The movie is based on W. Somerset Maugham's book Ashenden: Or the British Agent and directed by Alfred Hitchcock.
John Gielgud plays a man just returned from the front in the first World War to find that he's been declared dead and his funeral was held recently. He's approached by a military staff member who explains he's going undercover and his new name is "Ashenden." Arriving at a hotel in Switzerland that he's been sent to he finds that his "wife" (he doesn't have one and didn't know he'd been assigned one) is already in his hotel suite. When he gets to the room he finds a man sitting in a chair and talking to his "wife" who is in the bathroom - the following exchange occurs:
Man: Are you Mr. Ashenden? Mr. Ashenden: Guilty. Mrs. Ashenden (entering wrapped in a towel): Darling! You're here at last. Mr. Ashenden: Angel! How well you're looking. > They kiss. He tastes the face cream she's transferred to him. Mr. Ashenden: Delicious. I hope you haven't been lonely? Mrs. Ashenden: Oh no, this young fellow and I picked each other up in the lounge yesterday, didn't we? Man: Yes. A good angel threw us together.
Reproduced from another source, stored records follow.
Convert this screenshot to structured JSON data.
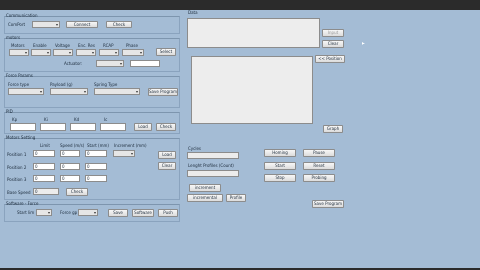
{
  "communication": {
    "title": "Communication",
    "comport_label": "ComPort",
    "comport_value": "",
    "connect": "Connect",
    "check": "Check"
  },
  "motors": {
    "title": "motors",
    "headers": [
      "Motors",
      "Enable",
      "Voltage",
      "Enc. Res",
      "RCAP",
      "Phase"
    ],
    "select": "Select",
    "actuator_label": "Actuator:"
  },
  "force_params": {
    "title": "Force Params",
    "headers": [
      "Force type",
      "Payload (g)",
      "Spring Type"
    ],
    "save_program": "Save Program"
  },
  "pid": {
    "title": "PID",
    "headers": [
      "Kp",
      "Ki",
      "Kd",
      "Ic"
    ],
    "load": "Load",
    "check": "Check"
  },
  "motors_setting": {
    "title": "Motors Setting",
    "col_headers": [
      "Limit",
      "Speed (m/s)",
      "Start (mm)",
      "Increment (mm)"
    ],
    "rows": [
      {
        "label": "Position 1",
        "values": [
          "0",
          "0",
          "0"
        ]
      },
      {
        "label": "Position 2",
        "values": [
          "0",
          "0",
          "0"
        ]
      },
      {
        "label": "Position 3",
        "values": [
          "0",
          "0",
          "0"
        ]
      }
    ],
    "load": "Load",
    "clear": "Clear",
    "base_speed_label": "Base Speed",
    "base_speed_value": "0",
    "check": "Check"
  },
  "software_force": {
    "title": "Software - Force",
    "start_lim_label": "Start lim",
    "force_gp_label": "Force gp",
    "save": "Save",
    "software": "Software",
    "push": "Push"
  },
  "data": {
    "title": "Data",
    "input_btn": "Input",
    "clear": "Clear",
    "position": "<< Position",
    "graph": "Graph"
  },
  "cycles": {
    "label": "Cycles",
    "value": "",
    "lenght_label": "Lenght Profiles (Count)",
    "value2": ""
  },
  "actions": {
    "increment": "increment",
    "incremental": "incremental",
    "profile": "Profile",
    "homing": "Homing",
    "pause": "Pause",
    "start": "Start",
    "reset": "Reset",
    "stop": "Stop",
    "probing": "Probing",
    "save_program": "Save Program"
  }
}
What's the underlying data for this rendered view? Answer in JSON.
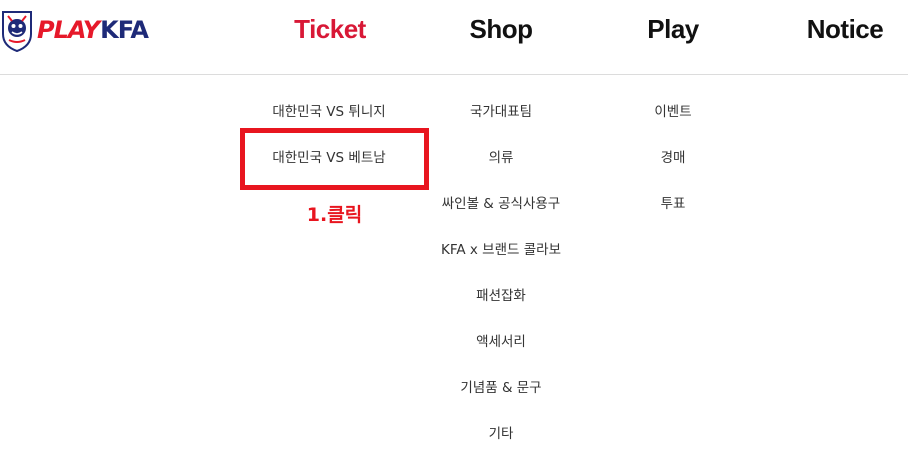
{
  "header": {
    "logo": {
      "play": "PLAY",
      "kfa": "KFA"
    },
    "nav": [
      {
        "label": "Ticket",
        "active": true
      },
      {
        "label": "Shop",
        "active": false
      },
      {
        "label": "Play",
        "active": false
      },
      {
        "label": "Notice",
        "active": false
      }
    ]
  },
  "menu": {
    "ticket": [
      "대한민국 VS 튀니지",
      "대한민국 VS 베트남"
    ],
    "shop": [
      "국가대표팀",
      "의류",
      "싸인볼 & 공식사용구",
      "KFA x 브랜드 콜라보",
      "패션잡화",
      "액세서리",
      "기념품 & 문구",
      "기타"
    ],
    "play": [
      "이벤트",
      "경매",
      "투표"
    ]
  },
  "annotation": {
    "label": "1.클릭",
    "color": "#e8151f"
  },
  "colors": {
    "active_nav": "#d81836",
    "brand_red": "#e6192a",
    "brand_navy": "#1e2a78"
  }
}
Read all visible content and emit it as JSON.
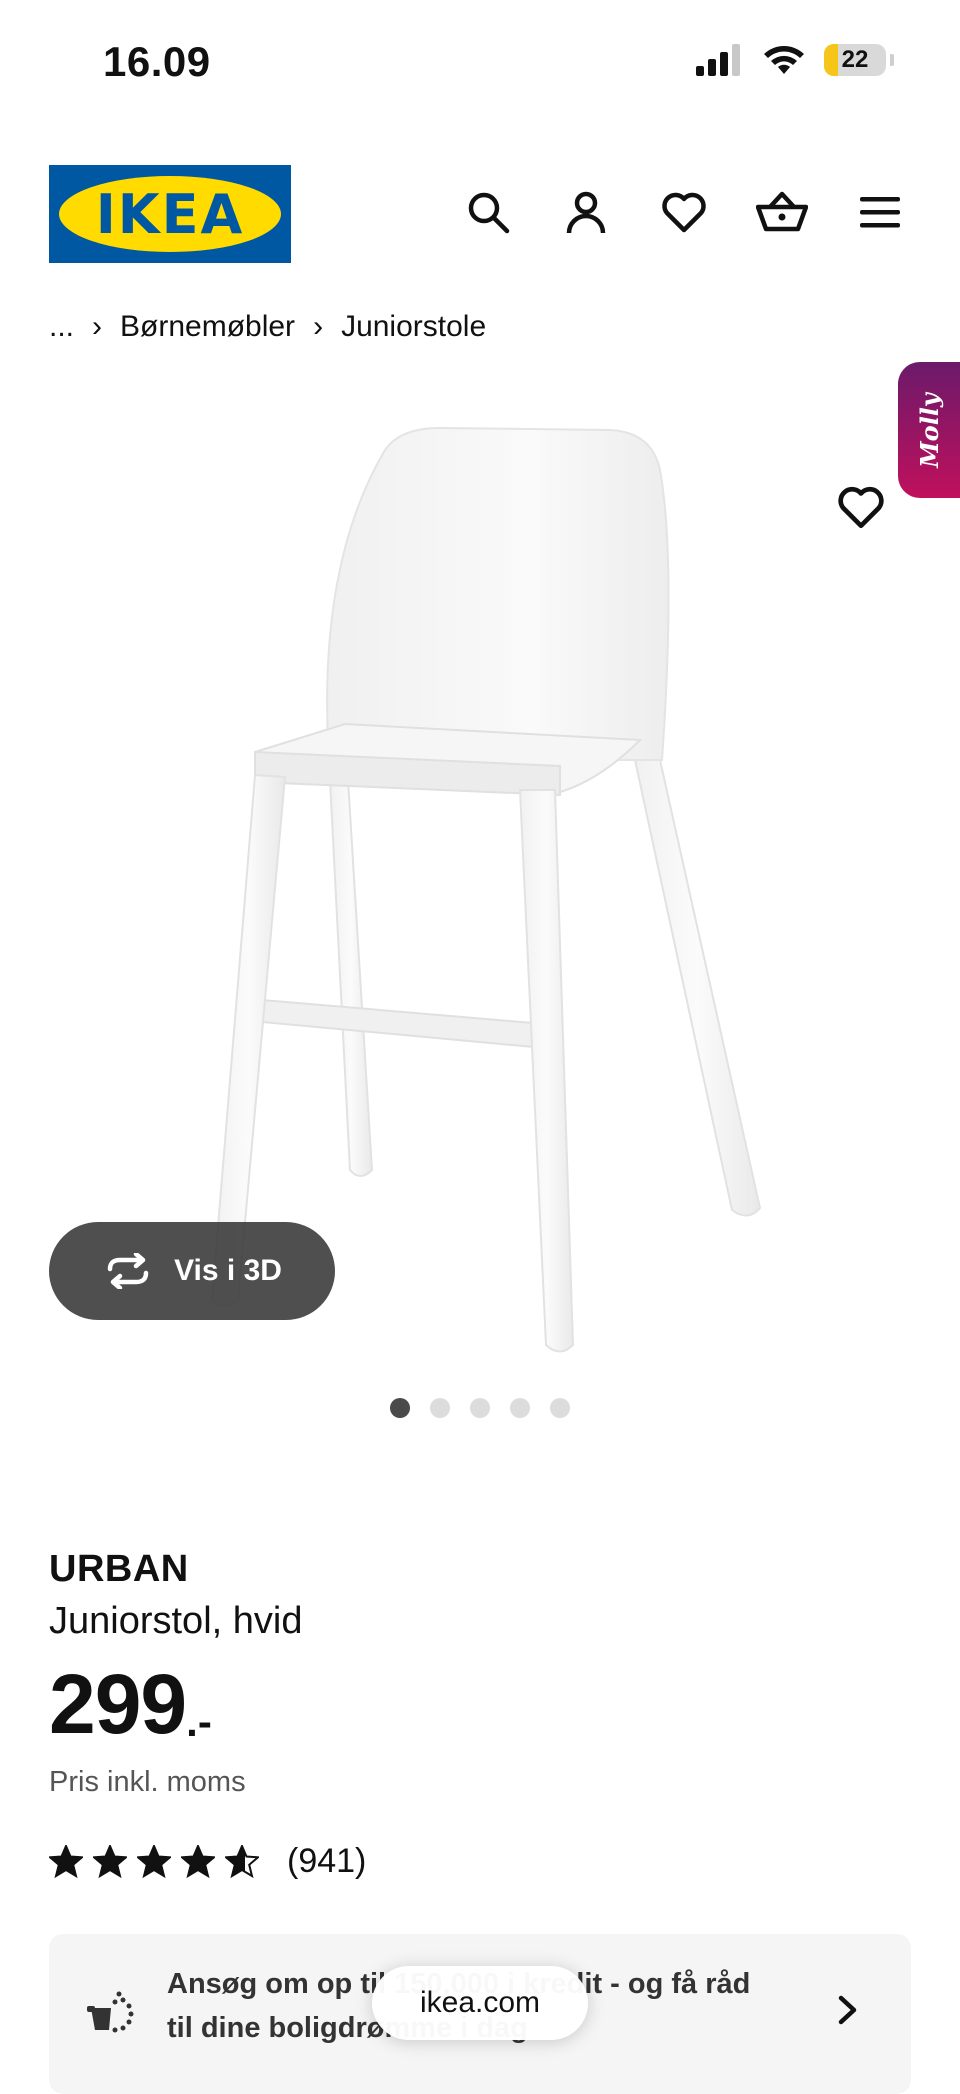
{
  "status_bar": {
    "time": "16.09",
    "battery": "22",
    "battery_level": 0.22
  },
  "header": {
    "logo_text": "IKEA",
    "icons": [
      "search-icon",
      "account-icon",
      "favorites-icon",
      "basket-icon",
      "menu-icon"
    ]
  },
  "breadcrumb": {
    "items": [
      "...",
      "Børnemøbler",
      "Juniorstole"
    ]
  },
  "gallery": {
    "chat_badge": "Molly",
    "view_3d_label": "Vis i 3D",
    "dot_count": 5,
    "active_dot": 0
  },
  "product": {
    "name": "URBAN",
    "description": "Juniorstol, hvid",
    "price": "299",
    "price_suffix": ".-",
    "price_note": "Pris inkl. moms",
    "rating_stars": 5,
    "rating_value": 4.6,
    "rating_count": "(941)"
  },
  "credit_banner": {
    "text": "Ansøg om op til 150.000 i kredit - og få råd til dine boligdrømme i dag"
  },
  "browser": {
    "url": "ikea.com"
  },
  "colors": {
    "ikea_blue": "#0058a3",
    "ikea_yellow": "#ffdb00",
    "chat_gradient_start": "#6b1a6a",
    "chat_gradient_end": "#c0105c"
  }
}
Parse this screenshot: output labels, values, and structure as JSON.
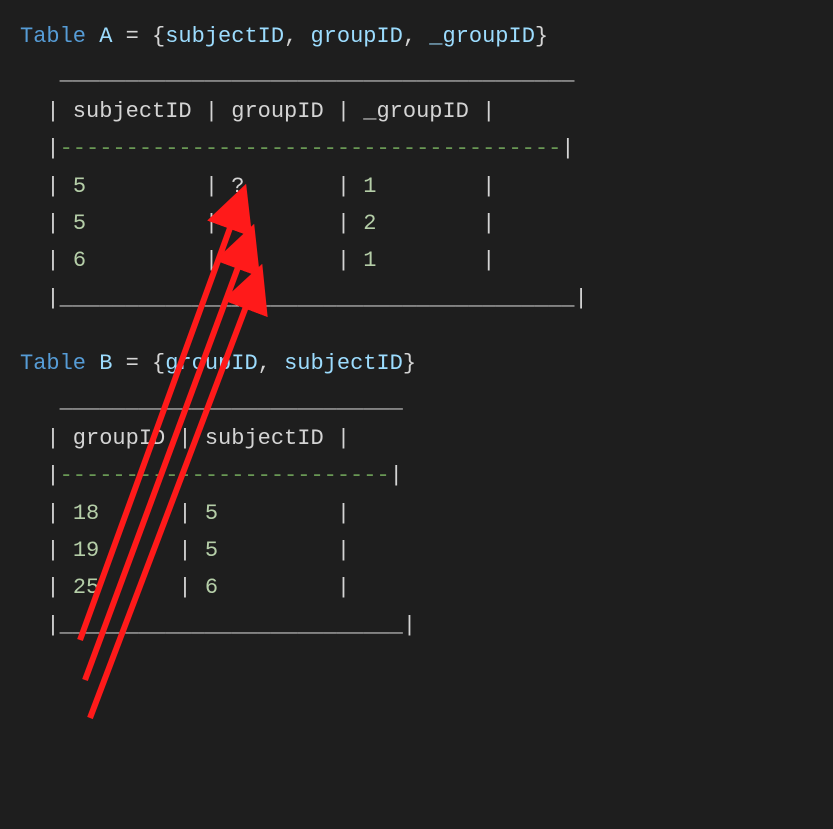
{
  "tableA": {
    "keyword": "Table",
    "name": "A",
    "equals": "=",
    "schema_open": "{",
    "schema_close": "}",
    "schema_sep": ", ",
    "cols": [
      "subjectID",
      "groupID",
      "_groupID"
    ],
    "top_border": " _______________________________________",
    "header_row": "| subjectID | groupID | _groupID |",
    "dash_row_pre": "|",
    "dash_row_mid": "--------------------------------------",
    "dash_row_post": "|",
    "rows": [
      {
        "c0": "5",
        "c1": "?",
        "c2": "1"
      },
      {
        "c0": "5",
        "c1": "?",
        "c2": "2"
      },
      {
        "c0": "6",
        "c1": "?",
        "c2": "1"
      }
    ],
    "row_tpl_pre0": "| ",
    "row_tpl_pad0": "         | ",
    "row_tpl_pad1": "       | ",
    "row_tpl_pad2": "        |",
    "bottom_border": "|_______________________________________|"
  },
  "tableB": {
    "keyword": "Table",
    "name": "B",
    "equals": "=",
    "schema_open": "{",
    "schema_close": "}",
    "schema_sep": ", ",
    "cols": [
      "groupID",
      "subjectID"
    ],
    "top_border": " __________________________",
    "header_row": "| groupID | subjectID |",
    "dash_row_pre": "|",
    "dash_row_mid": "-------------------------",
    "dash_row_post": "|",
    "rows": [
      {
        "c0": "18",
        "c1": "5"
      },
      {
        "c0": "19",
        "c1": "5"
      },
      {
        "c0": "25",
        "c1": "6"
      }
    ],
    "row_tpl_pre0": "| ",
    "row_tpl_pad0": "      | ",
    "row_tpl_pad1": "         |",
    "bottom_border": "|__________________________|"
  },
  "arrows": [
    {
      "from_row": 0,
      "to_row": 0
    },
    {
      "from_row": 1,
      "to_row": 1
    },
    {
      "from_row": 2,
      "to_row": 2
    }
  ]
}
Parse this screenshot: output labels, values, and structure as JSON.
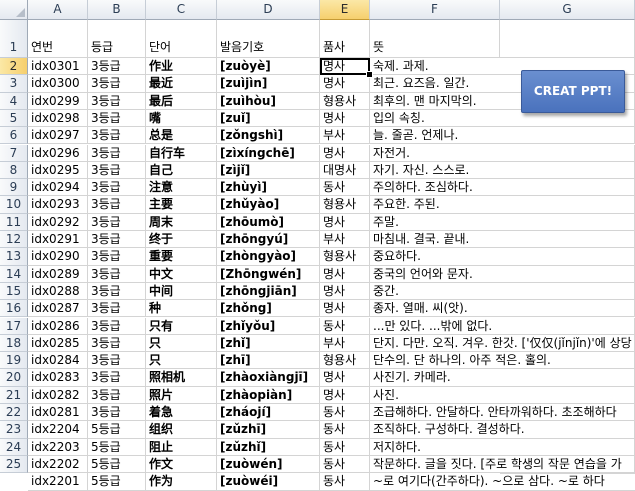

Mrs. Ashenden: He's been most kind and entertaining. Mr. Roger Martin, isn't it? Man: It sounds well the way you say it, but it's really Robert Marvin. Mr. Ashenden: Pleased to meet you Mr. Larkin. Man: How'd'you do, Mr. Ash-in-can? Mr. Ashenden: Not at all.
Sadly, it doesn't read nearly as well as it plays out. I was laughing so hard I paused the movie. I wonder if that was W. Somerset Maugham or Alfred Hitchcock - both are very good writers with a wicked sense of humour.
Ashenden finds out that his new "wife" is on her first assignment, and quite eager to get to the killing (they're after an enemy spy who's to be eliminated). He assures her she may not like it as much as she thinks, but she dismisses his concern. They also meet "The General" (who's not a general), the assassin assigned to their case. He's unpleasant and comedic rather than scary, but he's completely amoral and loves killing. He goes about his work, and Mrs. Ashenden finds out Mr. Ashenden was right ...
Gielgud and Carroll were very good as the newly created couple - attractive, intelligent, and witty, much in the manner of the "Thin Man" movies: it would have been a better movie if they'd been on screen together more. Lorre does Lorre.
Definitely has some interesting stuff in it, but it's also definitely not Hitchcock's best. It was interesting to see the ending: many of Hitchcock's movies wrap up very conveniently, with a fairly happy ending coming as a surprise after a dark movie. Never more so than here: the train they're all on crashes and exactly the right people die, saving the day but leaving our hero's hands clean ... Hitchcock got better at crafting his endings in his later movies, so it doesn't feel quite so Deus ex machina ...